● **TASK DIRECTIONS**: Nothing but the listing below, retyped exactly, should appear in the answer.
↓
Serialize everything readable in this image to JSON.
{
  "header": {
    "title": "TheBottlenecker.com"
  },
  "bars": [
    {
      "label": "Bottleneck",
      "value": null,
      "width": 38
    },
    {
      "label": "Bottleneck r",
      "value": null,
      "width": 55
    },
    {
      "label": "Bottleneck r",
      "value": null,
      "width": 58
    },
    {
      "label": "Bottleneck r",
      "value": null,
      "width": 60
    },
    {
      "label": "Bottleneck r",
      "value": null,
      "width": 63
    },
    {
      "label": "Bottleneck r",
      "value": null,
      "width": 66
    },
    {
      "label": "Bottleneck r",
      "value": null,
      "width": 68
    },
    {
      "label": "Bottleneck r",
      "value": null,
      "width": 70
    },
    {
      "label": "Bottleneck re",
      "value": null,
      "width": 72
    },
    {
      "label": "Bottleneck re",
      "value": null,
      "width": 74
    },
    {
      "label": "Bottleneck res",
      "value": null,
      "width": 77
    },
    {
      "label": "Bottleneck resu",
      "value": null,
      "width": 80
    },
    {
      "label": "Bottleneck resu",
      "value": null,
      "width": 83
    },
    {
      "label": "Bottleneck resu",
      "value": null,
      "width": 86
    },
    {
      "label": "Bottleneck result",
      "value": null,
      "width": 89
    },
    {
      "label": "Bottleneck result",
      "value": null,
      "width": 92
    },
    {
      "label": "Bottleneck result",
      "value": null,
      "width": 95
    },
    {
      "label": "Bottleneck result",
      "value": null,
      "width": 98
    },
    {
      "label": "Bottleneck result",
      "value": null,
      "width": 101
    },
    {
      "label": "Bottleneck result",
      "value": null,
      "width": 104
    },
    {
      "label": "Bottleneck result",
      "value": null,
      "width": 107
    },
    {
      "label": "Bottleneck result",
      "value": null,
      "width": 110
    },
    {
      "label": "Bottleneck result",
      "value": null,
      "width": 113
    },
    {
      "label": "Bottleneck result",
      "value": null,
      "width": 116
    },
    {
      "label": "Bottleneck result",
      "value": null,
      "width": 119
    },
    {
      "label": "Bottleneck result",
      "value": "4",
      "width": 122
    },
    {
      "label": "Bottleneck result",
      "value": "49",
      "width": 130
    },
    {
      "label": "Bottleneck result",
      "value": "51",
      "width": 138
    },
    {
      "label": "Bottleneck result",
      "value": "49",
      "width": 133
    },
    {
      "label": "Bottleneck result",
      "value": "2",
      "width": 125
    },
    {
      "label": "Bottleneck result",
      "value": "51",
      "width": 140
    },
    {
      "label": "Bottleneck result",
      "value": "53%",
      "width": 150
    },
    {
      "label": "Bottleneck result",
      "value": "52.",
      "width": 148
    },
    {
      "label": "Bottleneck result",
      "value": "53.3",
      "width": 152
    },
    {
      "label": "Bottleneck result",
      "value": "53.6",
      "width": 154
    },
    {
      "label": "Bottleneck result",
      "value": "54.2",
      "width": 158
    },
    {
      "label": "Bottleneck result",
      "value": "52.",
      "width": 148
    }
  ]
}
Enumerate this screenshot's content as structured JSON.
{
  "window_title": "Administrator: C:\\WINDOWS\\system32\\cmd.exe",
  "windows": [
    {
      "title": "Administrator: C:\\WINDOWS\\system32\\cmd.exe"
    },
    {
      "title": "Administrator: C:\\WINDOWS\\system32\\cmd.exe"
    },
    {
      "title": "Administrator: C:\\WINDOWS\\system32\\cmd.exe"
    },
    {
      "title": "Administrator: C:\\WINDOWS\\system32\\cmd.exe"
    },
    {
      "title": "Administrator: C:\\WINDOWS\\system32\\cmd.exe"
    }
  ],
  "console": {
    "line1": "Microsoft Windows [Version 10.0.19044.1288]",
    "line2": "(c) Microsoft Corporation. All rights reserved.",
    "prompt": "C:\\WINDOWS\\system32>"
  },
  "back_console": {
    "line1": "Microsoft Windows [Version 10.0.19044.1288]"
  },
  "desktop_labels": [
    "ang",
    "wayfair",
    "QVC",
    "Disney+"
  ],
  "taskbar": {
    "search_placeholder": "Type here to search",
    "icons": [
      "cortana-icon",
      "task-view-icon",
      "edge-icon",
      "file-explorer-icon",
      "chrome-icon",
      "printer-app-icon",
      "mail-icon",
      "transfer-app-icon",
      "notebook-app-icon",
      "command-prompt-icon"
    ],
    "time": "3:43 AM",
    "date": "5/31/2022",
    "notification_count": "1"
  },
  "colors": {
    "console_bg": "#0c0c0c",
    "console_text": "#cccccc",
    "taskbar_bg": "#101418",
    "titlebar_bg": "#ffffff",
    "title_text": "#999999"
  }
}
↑
● **COMPLETED TASK**:
Serialize everything readable in this image to JSON.
{
  "header": {
    "title": "TheBottlenecker.com"
  },
  "bars": [
    {
      "label": "Bottleneck",
      "value": null,
      "width": 38
    },
    {
      "label": "Bottleneck r",
      "value": null,
      "width": 55
    },
    {
      "label": "Bottleneck r",
      "value": null,
      "width": 58
    },
    {
      "label": "Bottleneck r",
      "value": null,
      "width": 60
    },
    {
      "label": "Bottleneck r",
      "value": null,
      "width": 63
    },
    {
      "label": "Bottleneck r",
      "value": null,
      "width": 66
    },
    {
      "label": "Bottleneck r",
      "value": null,
      "width": 68
    },
    {
      "label": "Bottleneck r",
      "value": null,
      "width": 70
    },
    {
      "label": "Bottleneck re",
      "value": null,
      "width": 72
    },
    {
      "label": "Bottleneck re",
      "value": null,
      "width": 74
    },
    {
      "label": "Bottleneck res",
      "value": null,
      "width": 77
    },
    {
      "label": "Bottleneck resu",
      "value": null,
      "width": 80
    },
    {
      "label": "Bottleneck resu",
      "value": null,
      "width": 83
    },
    {
      "label": "Bottleneck resu",
      "value": null,
      "width": 86
    },
    {
      "label": "Bottleneck result",
      "value": null,
      "width": 89
    },
    {
      "label": "Bottleneck result",
      "value": null,
      "width": 92
    },
    {
      "label": "Bottleneck result",
      "value": null,
      "width": 95
    },
    {
      "label": "Bottleneck result",
      "value": null,
      "width": 98
    },
    {
      "label": "Bottleneck result",
      "value": null,
      "width": 101
    },
    {
      "label": "Bottleneck result",
      "value": null,
      "width": 104
    },
    {
      "label": "Bottleneck result",
      "value": null,
      "width": 107
    },
    {
      "label": "Bottleneck result",
      "value": null,
      "width": 110
    },
    {
      "label": "Bottleneck result",
      "value": null,
      "width": 113
    },
    {
      "label": "Bottleneck result",
      "value": null,
      "width": 116
    },
    {
      "label": "Bottleneck result",
      "value": null,
      "width": 119
    },
    {
      "label": "Bottleneck result",
      "value": "4",
      "width": 122
    },
    {
      "label": "Bottleneck result",
      "value": "49",
      "width": 130
    },
    {
      "label": "Bottleneck result",
      "value": "51",
      "width": 138
    },
    {
      "label": "Bottleneck result",
      "value": "49",
      "width": 133
    },
    {
      "label": "Bottleneck result",
      "value": "2",
      "width": 125
    },
    {
      "label": "Bottleneck result",
      "value": "51",
      "width": 140
    },
    {
      "label": "Bottleneck result",
      "value": "53%",
      "width": 150
    },
    {
      "label": "Bottleneck result",
      "value": "52.",
      "width": 148
    },
    {
      "label": "Bottleneck result",
      "value": "53.3",
      "width": 152
    },
    {
      "label": "Bottleneck result",
      "value": "53.6",
      "width": 154
    },
    {
      "label": "Bottleneck result",
      "value": "54.2",
      "width": 158
    },
    {
      "label": "Bottleneck result",
      "value": "52.",
      "width": 148
    }
  ]
}
Enumerate this screenshot's content as structured JSON.
{
  "window_title": "Administrator: C:\\WINDOWS\\system32\\cmd.exe",
  "windows": [
    {
      "title": "Administrator: C:\\WINDOWS\\system32\\cmd.exe"
    },
    {
      "title": "Administrator: C:\\WINDOWS\\system32\\cmd.exe"
    },
    {
      "title": "Administrator: C:\\WINDOWS\\system32\\cmd.exe"
    },
    {
      "title": "Administrator: C:\\WINDOWS\\system32\\cmd.exe"
    },
    {
      "title": "Administrator: C:\\WINDOWS\\system32\\cmd.exe"
    }
  ],
  "console": {
    "line1": "Microsoft Windows [Version 10.0.19044.1288]",
    "line2": "(c) Microsoft Corporation. All rights reserved.",
    "prompt": "C:\\WINDOWS\\system32>"
  },
  "back_console": {
    "line1": "Microsoft Windows [Version 10.0.19044.1288]"
  },
  "desktop_labels": [
    "ang",
    "wayfair",
    "QVC",
    "Disney+"
  ],
  "taskbar": {
    "search_placeholder": "Type here to search",
    "icons": [
      "cortana-icon",
      "task-view-icon",
      "edge-icon",
      "file-explorer-icon",
      "chrome-icon",
      "printer-app-icon",
      "mail-icon",
      "transfer-app-icon",
      "notebook-app-icon",
      "command-prompt-icon"
    ],
    "time": "3:43 AM",
    "date": "5/31/2022",
    "notification_count": "1"
  },
  "colors": {
    "console_bg": "#0c0c0c",
    "console_text": "#cccccc",
    "taskbar_bg": "#101418",
    "titlebar_bg": "#ffffff",
    "title_text": "#999999"
  }
}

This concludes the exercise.